A panel of people in a room.
Kayla Desroches
Yellowstone Public Radio
Business for Montana Outdoors held a panel discussion in Billings Dec. 17, 2019 about how area businesses and community health benefit from the state's outdoor recreation opportunities.


Edit December 19, 2019: A former version of this article misstated the date of the Senate Committee on Energy and Natural Resources considered the bill on full and permanent LWCF funding. The commitee heard the bill November 19.

Some businesses in Billings are calling for Congress to fully fund the Land and Water Conservation Fund. They say access to the outdoors helps them recruit and keep employees in eastern Montana.

Randy Hayfer, co-owner of Billings-based High Plains Architects, says he almost always recruits talent from outside the city.

“We have to sell ourselves and what we’re doing on the one hand, but we really have to sell the community. And so it’s a very important part of getting good quality people here is having good quality lifestyle amenities,” Hayfer said. 

This week, member-based coalition and advocacy group Business for Montana’s Outdoors released a report that outlines how the Land and Water Conservation Fund increases individual and community health and supports the outdoor economy in the state.

The LWCF uses tax revenue from off-shore drilling projects to fund the maintenance and establishment of city and county trails, baseball fields and other public spaces in states like Montana.

The group held a panel of Billings-based professionals Tuesday who talked about the way their companies benefit from the Fund.

Luke Kobold with Billings Clinic said recruiting is the hospital’s biggest need and outdoor recreation is the reason most interested candidates follow-up.

“The other two are schools and cultural access. We lose a lot of providers that leave because a spouse is unhappy with what opportunities they might have. So, it’s kinda more than just taking into the beauty. It’s taking in the whole of our health as a community in my opinion,” Kobold said. 

The report from Business For Montana’s Outdoors says LWCF fuels the outdoor economy, supports forest industry jobs and maintains access to areas where people hike, fish and hunt.

According to the state Office of Outdoor Recreation, the industry pulls in more than $7 billion of revenue a year.

The Trump Administration reauthorized LWCF this year.

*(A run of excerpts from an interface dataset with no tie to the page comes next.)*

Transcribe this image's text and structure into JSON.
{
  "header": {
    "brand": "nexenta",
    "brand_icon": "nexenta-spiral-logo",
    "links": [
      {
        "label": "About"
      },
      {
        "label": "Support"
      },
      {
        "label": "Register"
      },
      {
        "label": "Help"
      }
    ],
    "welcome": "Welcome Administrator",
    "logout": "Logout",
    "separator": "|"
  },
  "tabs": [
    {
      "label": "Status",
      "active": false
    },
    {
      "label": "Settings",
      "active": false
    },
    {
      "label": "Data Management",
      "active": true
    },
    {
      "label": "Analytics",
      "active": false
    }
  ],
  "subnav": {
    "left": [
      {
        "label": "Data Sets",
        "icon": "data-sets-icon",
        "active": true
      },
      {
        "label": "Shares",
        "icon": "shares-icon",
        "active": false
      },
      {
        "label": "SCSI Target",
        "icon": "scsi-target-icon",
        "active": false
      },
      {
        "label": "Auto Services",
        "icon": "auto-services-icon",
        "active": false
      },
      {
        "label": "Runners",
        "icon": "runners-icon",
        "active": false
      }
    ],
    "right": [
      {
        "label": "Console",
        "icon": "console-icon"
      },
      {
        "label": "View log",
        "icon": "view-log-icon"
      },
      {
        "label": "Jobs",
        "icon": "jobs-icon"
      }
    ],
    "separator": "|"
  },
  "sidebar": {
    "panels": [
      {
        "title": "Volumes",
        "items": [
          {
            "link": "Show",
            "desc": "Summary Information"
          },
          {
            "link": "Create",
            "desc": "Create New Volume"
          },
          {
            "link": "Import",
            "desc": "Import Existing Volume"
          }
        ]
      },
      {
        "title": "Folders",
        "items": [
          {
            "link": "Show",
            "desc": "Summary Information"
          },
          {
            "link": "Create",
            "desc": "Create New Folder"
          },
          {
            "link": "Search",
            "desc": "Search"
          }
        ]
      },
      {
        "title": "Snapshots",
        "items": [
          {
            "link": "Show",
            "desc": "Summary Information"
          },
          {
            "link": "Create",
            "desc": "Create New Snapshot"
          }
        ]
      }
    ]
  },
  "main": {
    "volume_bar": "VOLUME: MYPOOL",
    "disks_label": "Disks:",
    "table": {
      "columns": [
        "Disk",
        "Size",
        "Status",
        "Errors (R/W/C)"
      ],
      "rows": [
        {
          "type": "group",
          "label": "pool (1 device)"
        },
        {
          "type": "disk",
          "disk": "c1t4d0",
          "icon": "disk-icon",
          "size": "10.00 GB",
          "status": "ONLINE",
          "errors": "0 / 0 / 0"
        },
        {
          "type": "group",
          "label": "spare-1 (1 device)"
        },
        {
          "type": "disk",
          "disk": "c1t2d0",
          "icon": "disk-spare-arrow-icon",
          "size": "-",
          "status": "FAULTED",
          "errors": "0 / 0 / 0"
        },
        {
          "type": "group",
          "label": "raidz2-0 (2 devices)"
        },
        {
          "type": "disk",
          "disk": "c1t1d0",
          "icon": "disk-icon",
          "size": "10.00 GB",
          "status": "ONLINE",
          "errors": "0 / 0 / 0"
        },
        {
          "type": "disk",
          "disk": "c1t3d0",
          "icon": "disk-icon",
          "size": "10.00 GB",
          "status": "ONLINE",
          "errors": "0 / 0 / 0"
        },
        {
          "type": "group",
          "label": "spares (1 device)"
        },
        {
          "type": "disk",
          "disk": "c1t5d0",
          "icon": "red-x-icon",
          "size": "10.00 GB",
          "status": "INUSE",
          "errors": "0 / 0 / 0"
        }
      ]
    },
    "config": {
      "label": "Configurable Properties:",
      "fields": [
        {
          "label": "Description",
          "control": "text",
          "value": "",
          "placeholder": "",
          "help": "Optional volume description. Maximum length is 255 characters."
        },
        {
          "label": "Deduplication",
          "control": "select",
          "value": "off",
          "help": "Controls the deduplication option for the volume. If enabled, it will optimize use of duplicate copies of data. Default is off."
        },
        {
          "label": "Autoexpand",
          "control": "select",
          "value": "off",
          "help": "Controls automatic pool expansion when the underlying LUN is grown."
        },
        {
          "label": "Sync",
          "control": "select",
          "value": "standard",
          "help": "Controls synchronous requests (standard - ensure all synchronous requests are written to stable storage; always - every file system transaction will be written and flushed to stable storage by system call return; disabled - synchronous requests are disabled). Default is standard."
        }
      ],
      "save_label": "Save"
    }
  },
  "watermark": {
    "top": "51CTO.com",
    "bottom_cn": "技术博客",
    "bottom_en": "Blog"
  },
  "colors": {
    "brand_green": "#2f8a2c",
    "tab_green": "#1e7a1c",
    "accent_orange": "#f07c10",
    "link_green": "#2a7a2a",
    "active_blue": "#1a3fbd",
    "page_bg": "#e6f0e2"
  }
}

Rep. Senator Steve Daines and Dem. Senator Jon Tester are among the legislators co-sponsoring a bill to fully fund LWC at $900 million annually.

Kayla writes about energy policy, the oil and gas industry and new electricity developments.